For the second weekend in a row, I saw a movie at the Spectrum Theatre, this time alone. The wife and I developed a system whereby one of us goes to the movies on Saturday and the other on Sunday. I went Saturday; unfortunately, Carol fell ill on Sunday, so she won’t see it until Super Bowl Sunday.
Doubt is set in New York City in 1964, the year after JFK. Just the visage of the Catholic school’s old-line principal, Sister Beauvier (Meryl Streep), will bring fear into the hearts of some of the lapsed Catholics of a certain age that I know. She seems to have developed some suspicions about the trying-to-be-modern parish priest, Father Flynn (Philip Seymour Hoffman) and she ends up in a power struggle with him.

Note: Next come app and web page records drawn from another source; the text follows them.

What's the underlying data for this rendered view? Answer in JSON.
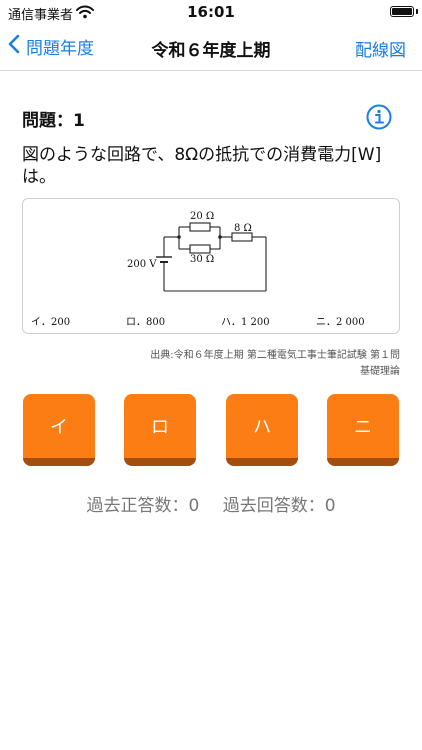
{
  "status": {
    "carrier": "通信事業者",
    "time": "16:01"
  },
  "nav": {
    "back_label": "問題年度",
    "title": "令和６年度上期",
    "right_label": "配線図"
  },
  "question": {
    "number_label": "問題：1",
    "text": "図のような回路で、8Ωの抵抗での消費電力[W]は。"
  },
  "figure": {
    "r_top": "20 Ω",
    "r_bottom": "30 Ω",
    "r_series": "8 Ω",
    "voltage": "200 V",
    "options": [
      "イ．200",
      "ロ．800",
      "ハ．1 200",
      "ニ．2 000"
    ]
  },
  "source": {
    "line1": "出典:令和６年度上期 第二種電気工事士筆記試験 第１問",
    "line2": "基礎理論"
  },
  "answers": [
    "イ",
    "ロ",
    "ハ",
    "ニ"
  ],
  "stats": {
    "correct": "過去正答数：0",
    "attempts": "過去回答数：0"
  },
  "colors": {
    "accent": "#1a7ee6",
    "answer_button": "#fc7d14",
    "answer_shadow": "#a34e0f"
  }
}
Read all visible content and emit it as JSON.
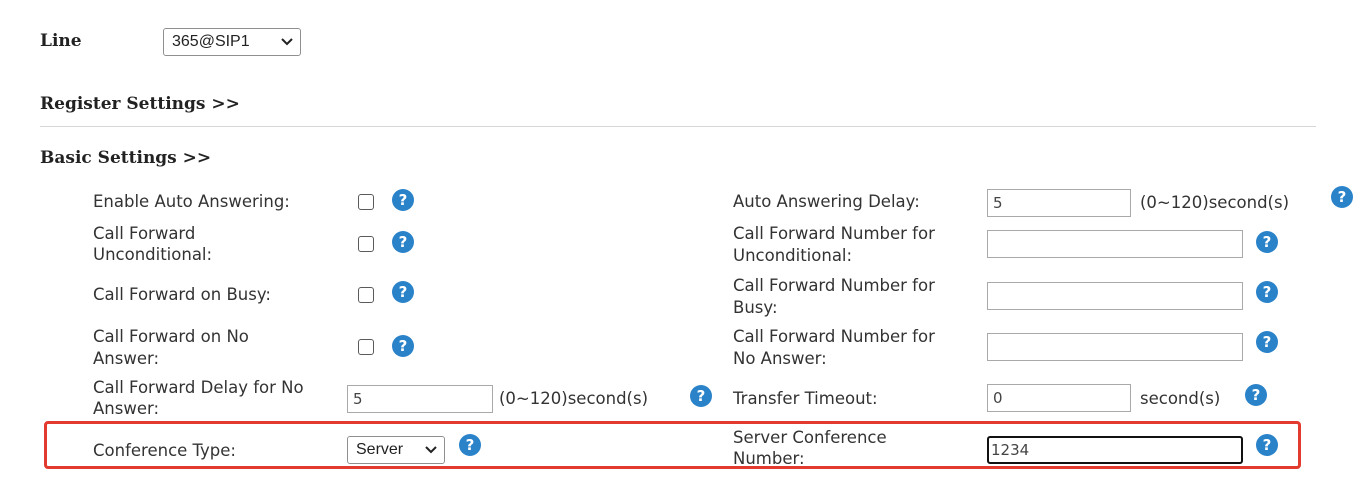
{
  "line": {
    "label": "Line",
    "selected": "365@SIP1"
  },
  "sections": {
    "register": "Register Settings >>",
    "basic": "Basic Settings >>"
  },
  "left": {
    "auto_answer": "Enable Auto Answering:",
    "cf_uncond_1": "Call Forward",
    "cf_uncond_2": "Unconditional:",
    "cf_busy": "Call Forward on Busy:",
    "cf_noans_1": "Call Forward on No",
    "cf_noans_2": "Answer:",
    "cf_delay_1": "Call Forward Delay for No",
    "cf_delay_2": "Answer:",
    "cf_delay_value": "5",
    "cf_delay_unit": "(0~120)second(s)",
    "conf_type": "Conference Type:",
    "conf_type_selected": "Server"
  },
  "right": {
    "aa_delay": "Auto Answering Delay:",
    "aa_delay_value": "5",
    "aa_delay_unit": "(0~120)second(s)",
    "cfn_uncond_1": "Call Forward Number for",
    "cfn_uncond_2": "Unconditional:",
    "cfn_uncond_value": "",
    "cfn_busy_1": "Call Forward Number for",
    "cfn_busy_2": "Busy:",
    "cfn_busy_value": "",
    "cfn_noans_1": "Call Forward Number for",
    "cfn_noans_2": "No Answer:",
    "cfn_noans_value": "",
    "transfer_timeout": "Transfer Timeout:",
    "transfer_timeout_value": "0",
    "transfer_timeout_unit": "second(s)",
    "server_conf_1": "Server Conference",
    "server_conf_2": "Number:",
    "server_conf_value": "1234"
  },
  "help_glyph": "?",
  "icons": {
    "help": "help-icon",
    "dropdown": "chevron-down-icon"
  },
  "colors": {
    "help_icon": "#2a82c9",
    "highlight_border": "#e23a2e"
  }
}
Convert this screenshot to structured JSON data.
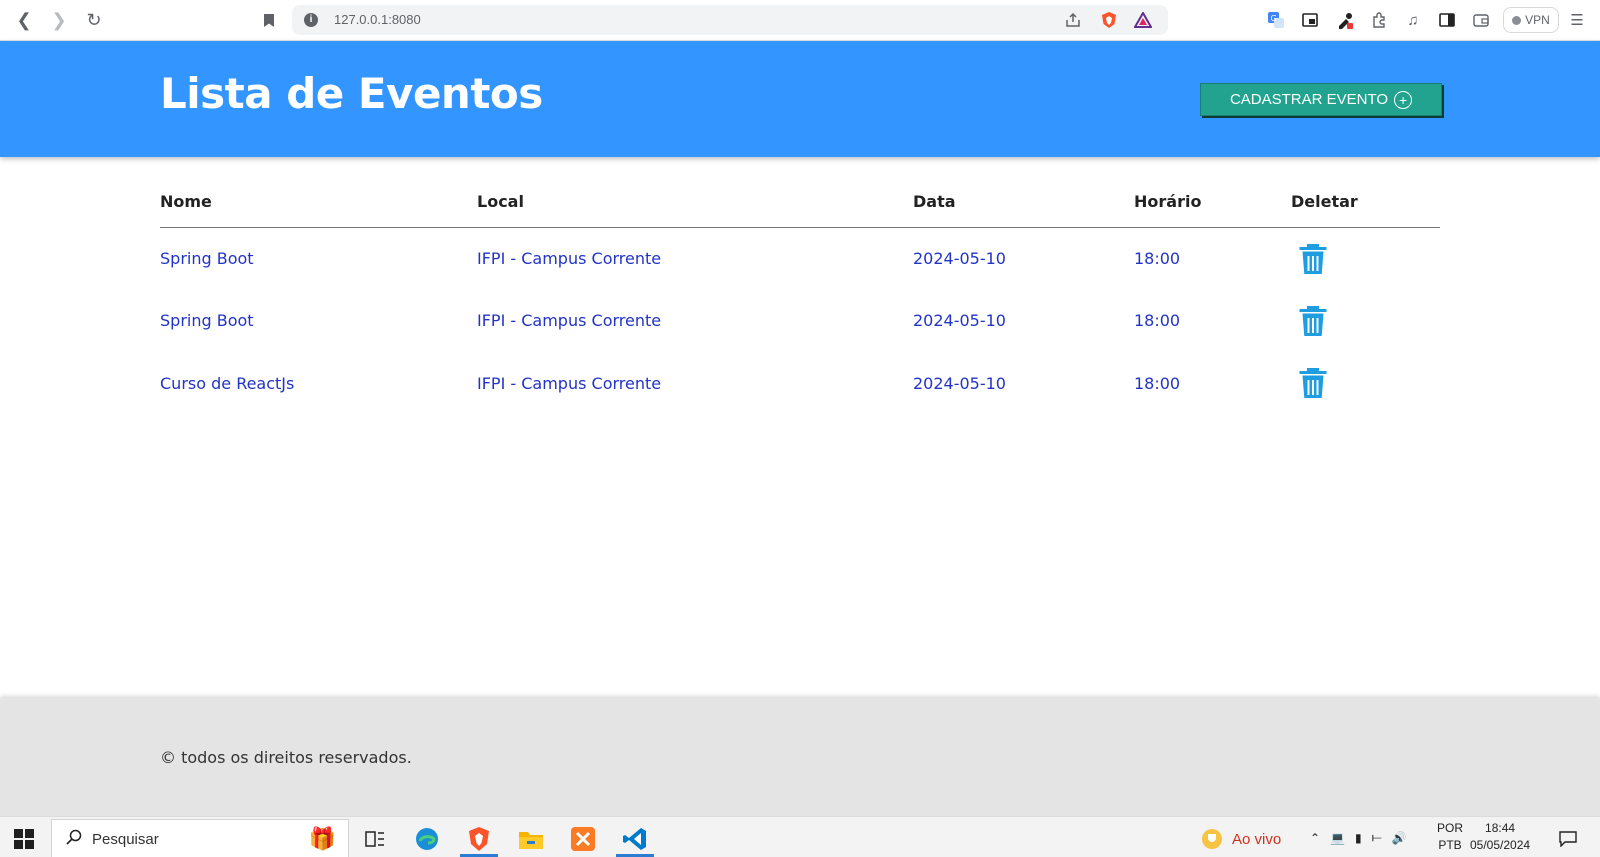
{
  "browser": {
    "url": "127.0.0.1:8080",
    "vpn_label": "VPN"
  },
  "header": {
    "title": "Lista de Eventos",
    "add_button_label": "CADASTRAR EVENTO",
    "accent_color": "#3395ff",
    "button_color": "#21a38f"
  },
  "table": {
    "columns": [
      "Nome",
      "Local",
      "Data",
      "Horário",
      "Deletar"
    ],
    "rows": [
      {
        "nome": "Spring Boot",
        "local": "IFPI - Campus Corrente",
        "data": "2024-05-10",
        "horario": "18:00"
      },
      {
        "nome": "Spring Boot",
        "local": "IFPI - Campus Corrente",
        "data": "2024-05-10",
        "horario": "18:00"
      },
      {
        "nome": "Curso de ReactJs",
        "local": "IFPI - Campus Corrente",
        "data": "2024-05-10",
        "horario": "18:00"
      }
    ],
    "delete_icon": "trash-icon",
    "link_color": "#2233c8",
    "icon_color": "#1e9de0"
  },
  "footer": {
    "text": "© todos os direitos reservados."
  },
  "taskbar": {
    "search_placeholder": "Pesquisar",
    "news_label": "Ao vivo",
    "lang_top": "POR",
    "lang_bottom": "PTB",
    "time": "18:44",
    "date": "05/05/2024"
  }
}
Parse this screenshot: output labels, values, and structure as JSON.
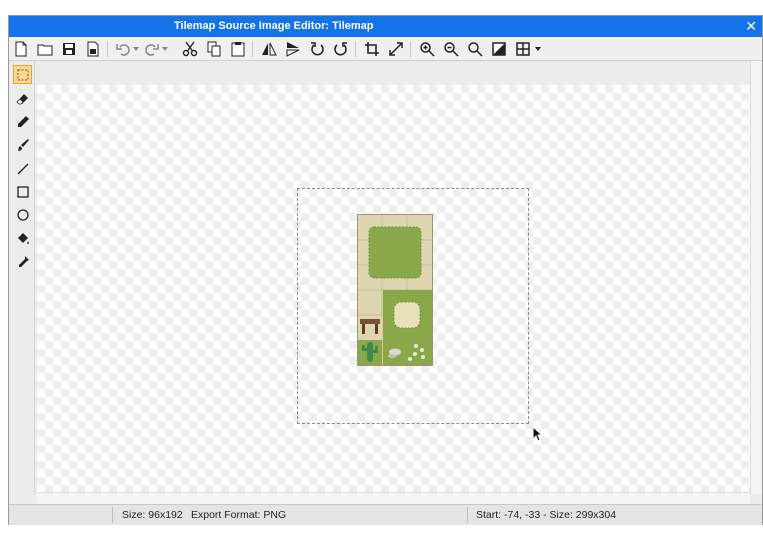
{
  "window": {
    "title": "Tilemap Source Image Editor: Tilemap",
    "close_glyph": "✕"
  },
  "toolbar": {
    "items": [
      "new-file-icon",
      "open-folder-icon",
      "save-icon",
      "save-as-icon",
      "undo-icon",
      "redo-icon",
      "cut-icon",
      "copy-icon",
      "paste-icon",
      "flip-horizontal-icon",
      "flip-vertical-icon",
      "rotate-left-icon",
      "rotate-right-icon",
      "crop-icon",
      "resize-icon",
      "zoom-in-icon",
      "zoom-out-icon",
      "zoom-fit-icon",
      "zoom-actual-icon",
      "grid-icon"
    ]
  },
  "tools": [
    "select-rect-icon",
    "eraser-icon",
    "pencil-icon",
    "brush-icon",
    "line-icon",
    "rectangle-icon",
    "ellipse-icon",
    "fill-bucket-icon",
    "eyedropper-icon"
  ],
  "status": {
    "size": "Size: 96x192",
    "export_format": "Export Format: PNG",
    "selection": "Start: -74, -33 - Size: 299x304"
  },
  "colors": {
    "titlebar": "#1473e6",
    "sand": "#ded6b0",
    "grass": "#8aa84a",
    "grass_dark": "#6f9238",
    "table": "#7a5232",
    "cactus": "#3f8a4a",
    "active_tool": "#ffd88a"
  }
}
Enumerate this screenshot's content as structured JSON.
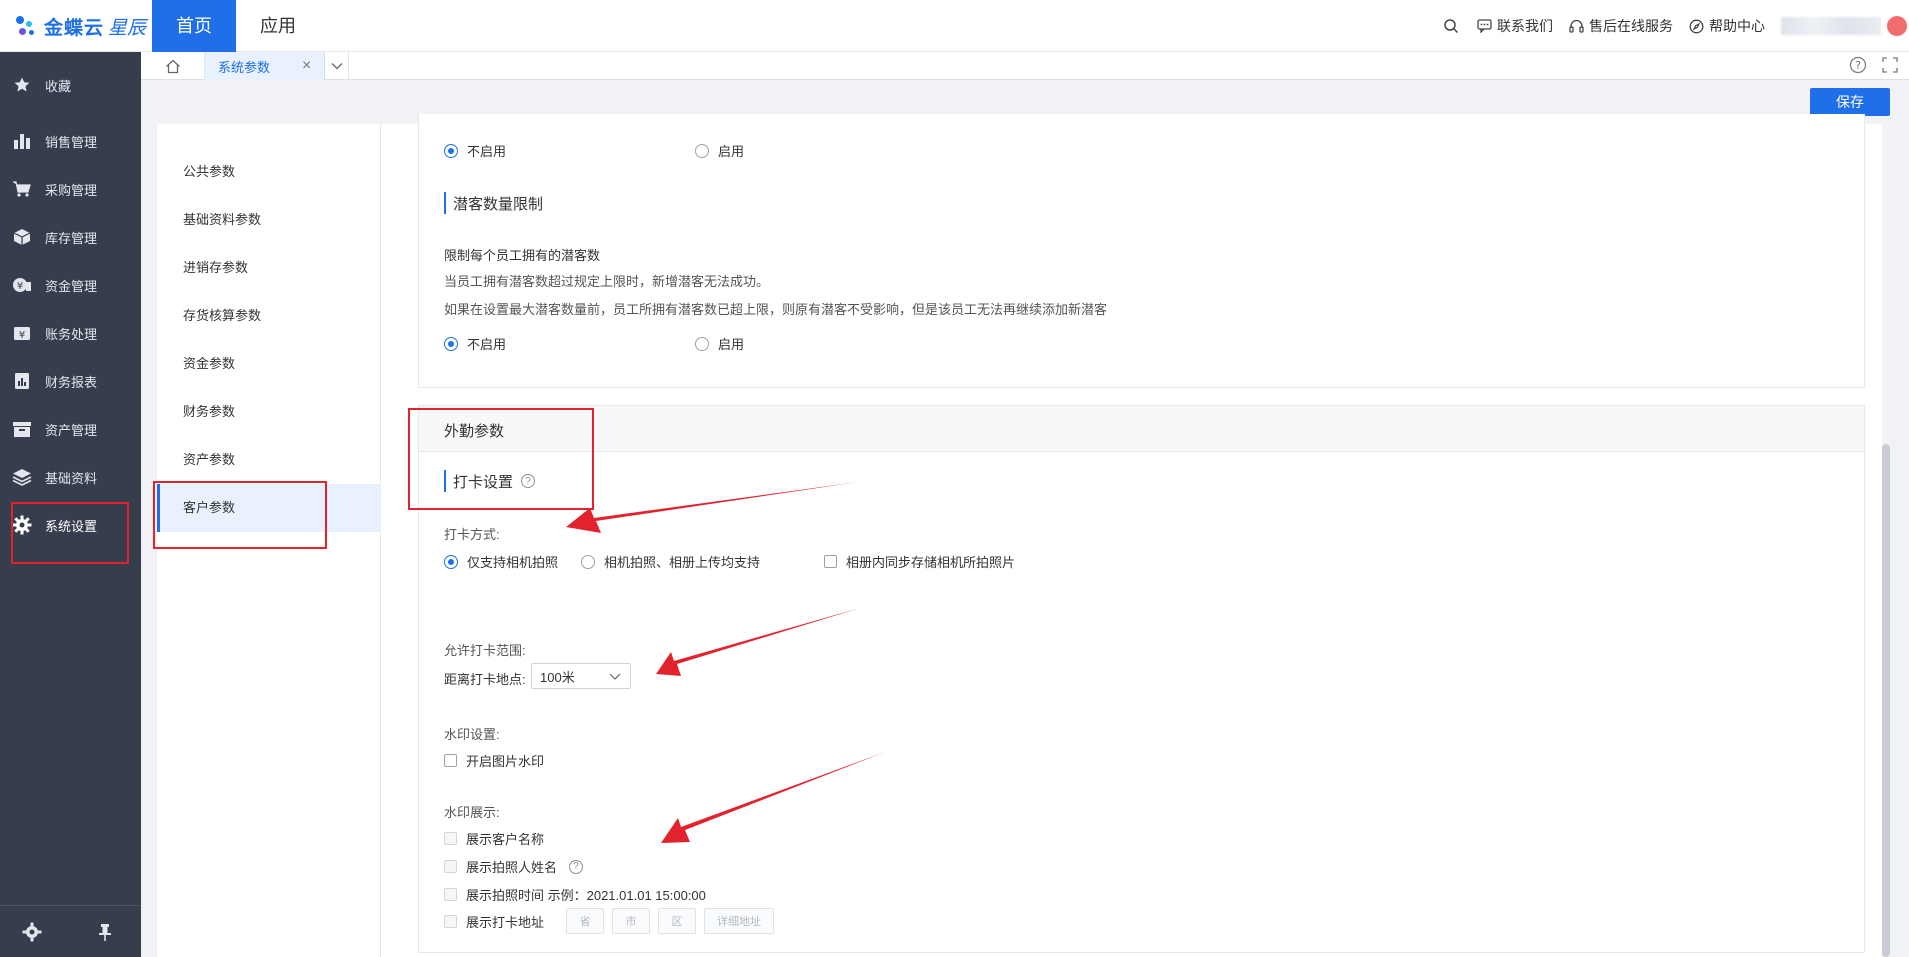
{
  "header": {
    "logo_main": "金蝶云",
    "logo_sub": "星辰",
    "tabs": [
      "首页",
      "应用"
    ],
    "links": [
      "联系我们",
      "售后在线服务",
      "帮助中心"
    ]
  },
  "sidebar": {
    "items": [
      "收藏",
      "销售管理",
      "采购管理",
      "库存管理",
      "资金管理",
      "账务处理",
      "财务报表",
      "资产管理",
      "基础资料",
      "系统设置"
    ]
  },
  "tabstrip": {
    "active_tab": "系统参数"
  },
  "toolbar": {
    "save_label": "保存"
  },
  "subnav": {
    "items": [
      "公共参数",
      "基础资料参数",
      "进销存参数",
      "存货核算参数",
      "资金参数",
      "财务参数",
      "资产参数",
      "客户参数"
    ],
    "active": "客户参数"
  },
  "top_section": {
    "option_off": "不启用",
    "option_on": "启用"
  },
  "lead_limit": {
    "title": "潜客数量限制",
    "line1": "限制每个员工拥有的潜客数",
    "line2": "当员工拥有潜客数超过规定上限时，新增潜客无法成功。",
    "line3": "如果在设置最大潜客数量前，员工所拥有潜客数已超上限，则原有潜客不受影响，但是该员工无法再继续添加新潜客",
    "option_off": "不启用",
    "option_on": "启用"
  },
  "field_work": {
    "header": "外勤参数",
    "checkin_title": "打卡设置",
    "checkin_method_label": "打卡方式:",
    "method_options": [
      "仅支持相机拍照",
      "相机拍照、相册上传均支持"
    ],
    "sync_album_label": "相册内同步存储相机所拍照片",
    "range_label": "允许打卡范围:",
    "distance_label": "距离打卡地点:",
    "distance_value": "100米",
    "watermark_settings_label": "水印设置:",
    "watermark_enable_label": "开启图片水印",
    "watermark_display_label": "水印展示:",
    "show_customer_name": "展示客户名称",
    "show_photographer": "展示拍照人姓名",
    "show_time": "展示拍照时间 示例：2021.01.01 15:00:00",
    "show_address": "展示打卡地址",
    "address_parts": [
      "省",
      "市",
      "区",
      "详细地址"
    ]
  },
  "colors": {
    "accent": "#1e6fe8",
    "sidebar_bg": "#363d4d",
    "annotation": "#e2232d"
  }
}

This a very well-acted movie, as one would expect with actors of this caliber. This movie represents Streep’s 15th Oscar nomination, though she hasn’t won since 1982. Hoffman was nominated twice before, winning once. This is Amy Adams’ second nomination and Viola Davis’ first. Adams in particular is the sweetest nun since Sally Field played Sister Bertrille in The Flying Nun.
As it is based on award-winning stage play, there is some great dialogue. I particularly liked the sermons offered as not so subtle messages.
And yet…there was something about it that is at arm’s length. Perhaps it was too stagy, that the adaptation did not fully take in the differences that cinema requires. Though I never saw the play, I can imagine this same scene-chewing dialogue produced on stage, quite possibly to greater effect. There were powerful themes and yet I never quite got caught up in them. It’s not unlike abstract art or avant-garde jazz you believe has been well crafted but just does not engage you.
I do recommend Doubt. Maybe it will take you away in a manner that I did not experience.